Cinema has lost another giant with the passing of D.A. Pennebaker, who showed us the way he saw the world and in so doing changed the way the world was seen.
An instructive complement to Don Argott and Sheena M. Joyce’s “Framing John DeLorean” (2019), about another celebrated if less scrupulous automobile designer, Helena Coan’s documentary “Chasing Perfect” offers a close-up look at Frank Stephenson, who in his 33-year career has dreamed up vehicles ranging from the Mini Cooper to the Ferrari F430. In genial but intense interviews Stephenson explains how his ideas are often derived from nature, drawing inspiration from sailfish for the McLaren P1 and from female anatomy for the Mini. Fittingly for a car designer, he is driven — by ambition and obsessive perfectionism, instilled in him by the spartan discipline of a beloved but unsparing father. Pushing 60, he’s slowed down, gotten married, and taken up a new project — applying the physiology of hammerhead sharks to self-flying passenger aircraft, a revolutionary new concept in transportation.
“Chasing Perfect” is available on all major VOD platforms, courtesy of 1091 Media.
Go to radi.al/ChasingPerfect.
Don’t stop thinking about ‘Tomorrow’
Though the documentary style in Laura Nix’s “Inventing Tomorrow” may be conventional, the four projects undertaken by teenage scientists from around the world that she follows are not. They are as finalists in the annual Intel International Science and Engineering Fair (ISEF) for high school students, and each has tackled a local environmental crisis in hopes of finding a solution that might have worldwide applications. They come from Hawaii, Mexico, India, and Indonesia and they have applied their skills, energy, and idealism to figuring out ways to detoxify soil, air, and water poisoned by greed and indifference. Though the film takes on some of the competitive excitement of similar documentaries, such as “Spellbound” (2002), it also instills confidence in a new generation and hope for a better future in these dark times.

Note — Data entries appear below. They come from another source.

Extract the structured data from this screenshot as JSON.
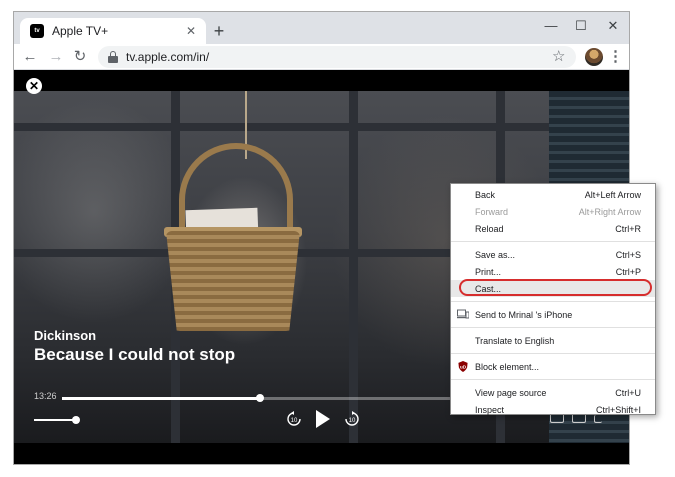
{
  "browser": {
    "tab": {
      "favicon_text": "tv",
      "title": "Apple TV+",
      "close_glyph": "✕"
    },
    "new_tab_glyph": "+",
    "window_controls": {
      "minimize": "—",
      "maximize": "☐",
      "close": "✕"
    },
    "nav": {
      "back_glyph": "←",
      "forward_glyph": "→",
      "reload_glyph": "↻"
    },
    "url": "tv.apple.com/in/",
    "star_glyph": "☆",
    "menu_glyph": "⋮"
  },
  "player": {
    "close_glyph": "✕",
    "show_title": "Dickinson",
    "episode_title": "Because I could not stop",
    "current_time": "13:26",
    "progress_fraction": 0.38,
    "volume_fraction": 0.95,
    "skip_back_label": "10",
    "skip_forward_label": "10"
  },
  "context_menu": {
    "group1": [
      {
        "label": "Back",
        "shortcut": "Alt+Left Arrow",
        "disabled": false
      },
      {
        "label": "Forward",
        "shortcut": "Alt+Right Arrow",
        "disabled": true
      },
      {
        "label": "Reload",
        "shortcut": "Ctrl+R",
        "disabled": false
      }
    ],
    "group2": [
      {
        "label": "Save as...",
        "shortcut": "Ctrl+S"
      },
      {
        "label": "Print...",
        "shortcut": "Ctrl+P"
      },
      {
        "label": "Cast..."
      }
    ],
    "group3": [
      {
        "label": "Send to Mrinal 's iPhone",
        "icon": "devices-icon"
      }
    ],
    "group4": [
      {
        "label": "Translate to English"
      }
    ],
    "group5": [
      {
        "label": "Block element...",
        "icon": "ublock-shield-icon",
        "icon_text": "uD"
      }
    ],
    "group6": [
      {
        "label": "View page source",
        "shortcut": "Ctrl+U"
      },
      {
        "label": "Inspect",
        "shortcut": "Ctrl+Shift+I"
      }
    ]
  },
  "colors": {
    "highlight_outline": "#d62d2d",
    "ublock_red": "#8b0000"
  }
}
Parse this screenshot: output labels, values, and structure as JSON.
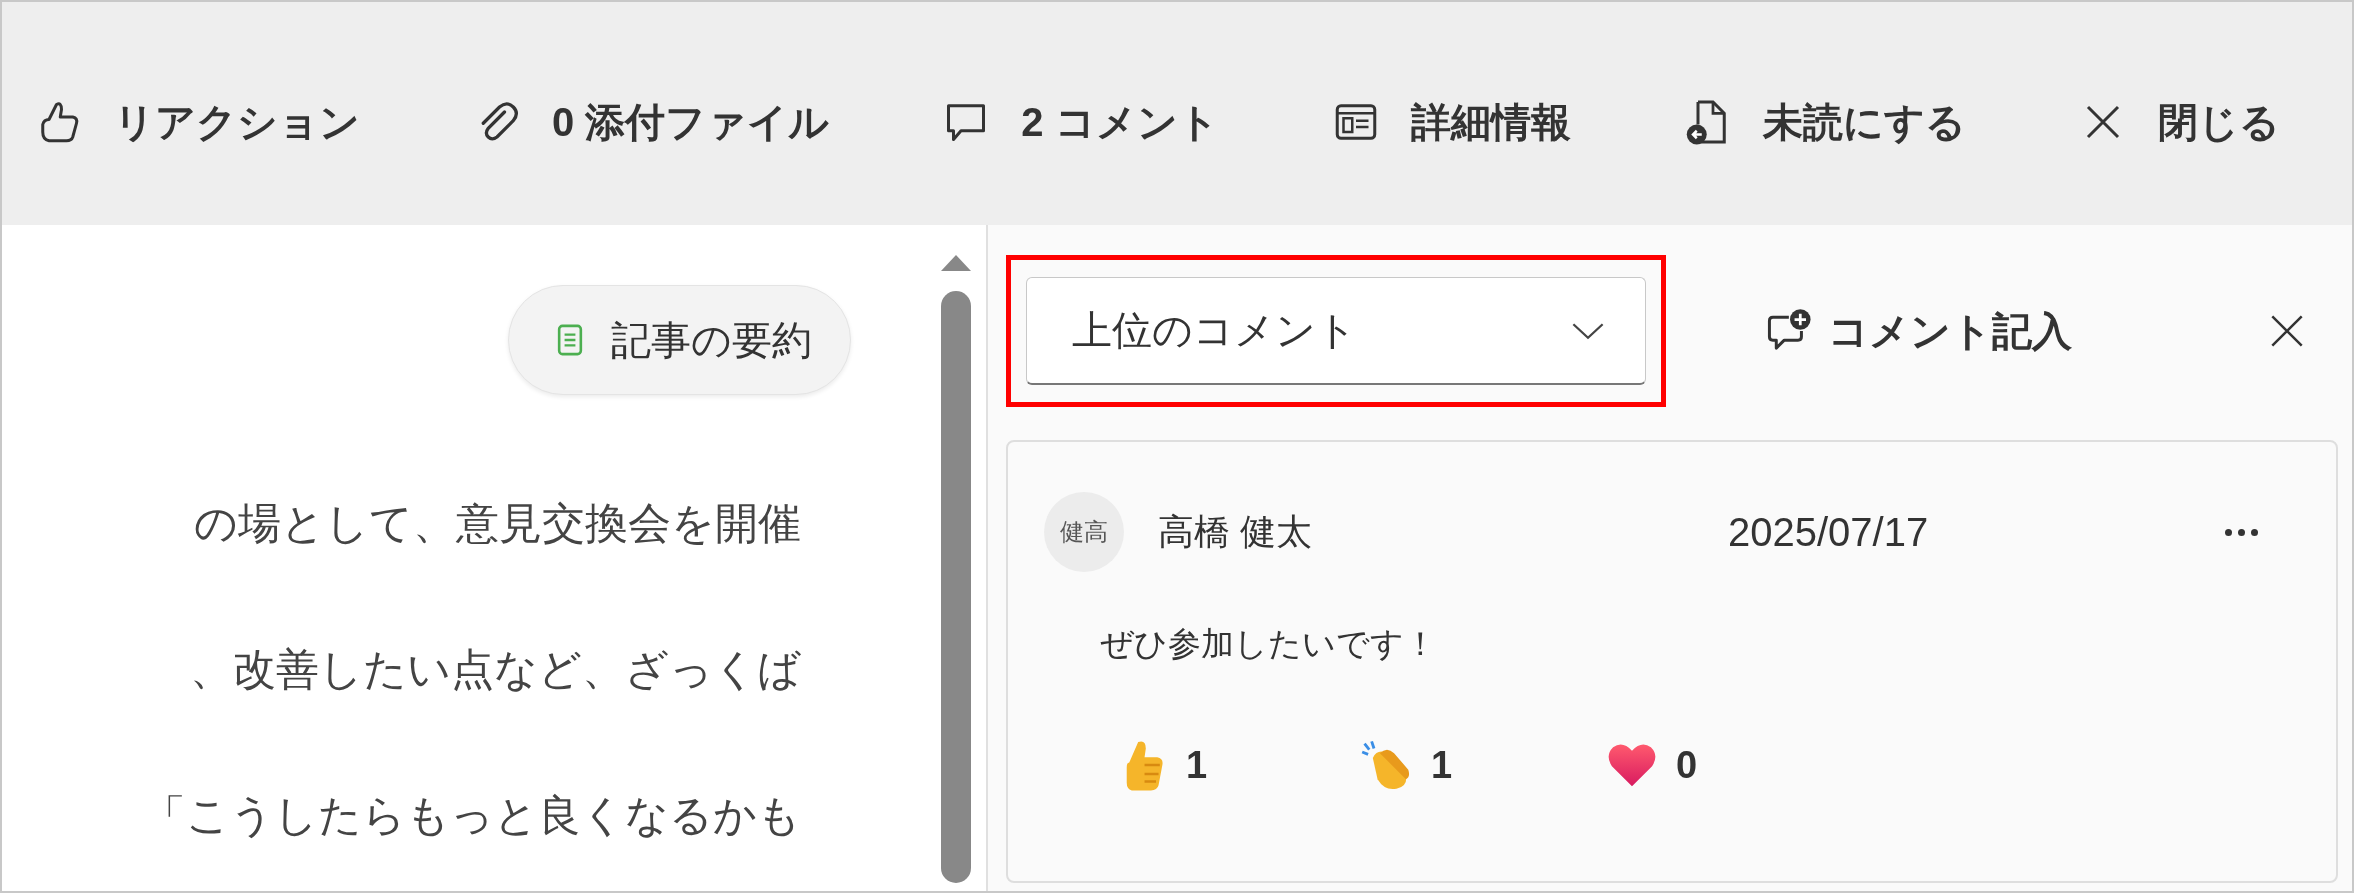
{
  "toolbar": {
    "items": [
      {
        "kind": "reaction",
        "label": "リアクション"
      },
      {
        "kind": "attachment",
        "label": "0 添付ファイル"
      },
      {
        "kind": "comment",
        "label": "2 コメント"
      },
      {
        "kind": "details",
        "label": "詳細情報"
      },
      {
        "kind": "unread",
        "label": "未読にする"
      },
      {
        "kind": "close",
        "label": "閉じる"
      }
    ]
  },
  "article": {
    "summary_button": "記事の要約",
    "paragraphs": [
      "の場として、意見交換会を開催",
      "、改善したい点など、ざっくば",
      "「こうしたらもっと良くなるかも"
    ]
  },
  "comments_panel": {
    "sort": {
      "value": "上位のコメント",
      "highlighted": true
    },
    "add_comment": "コメント記入",
    "comments": [
      {
        "initials": "健高",
        "author": "高橋 健太",
        "date": "2025/07/17",
        "text": "ぜひ参加したいです！",
        "reactions": [
          {
            "kind": "like",
            "count": "1"
          },
          {
            "kind": "clap",
            "count": "1"
          },
          {
            "kind": "heart",
            "count": "0"
          }
        ]
      }
    ]
  }
}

“Inventing Tomorrow” can be seen on www.pbs.org/pov until Aug. 12.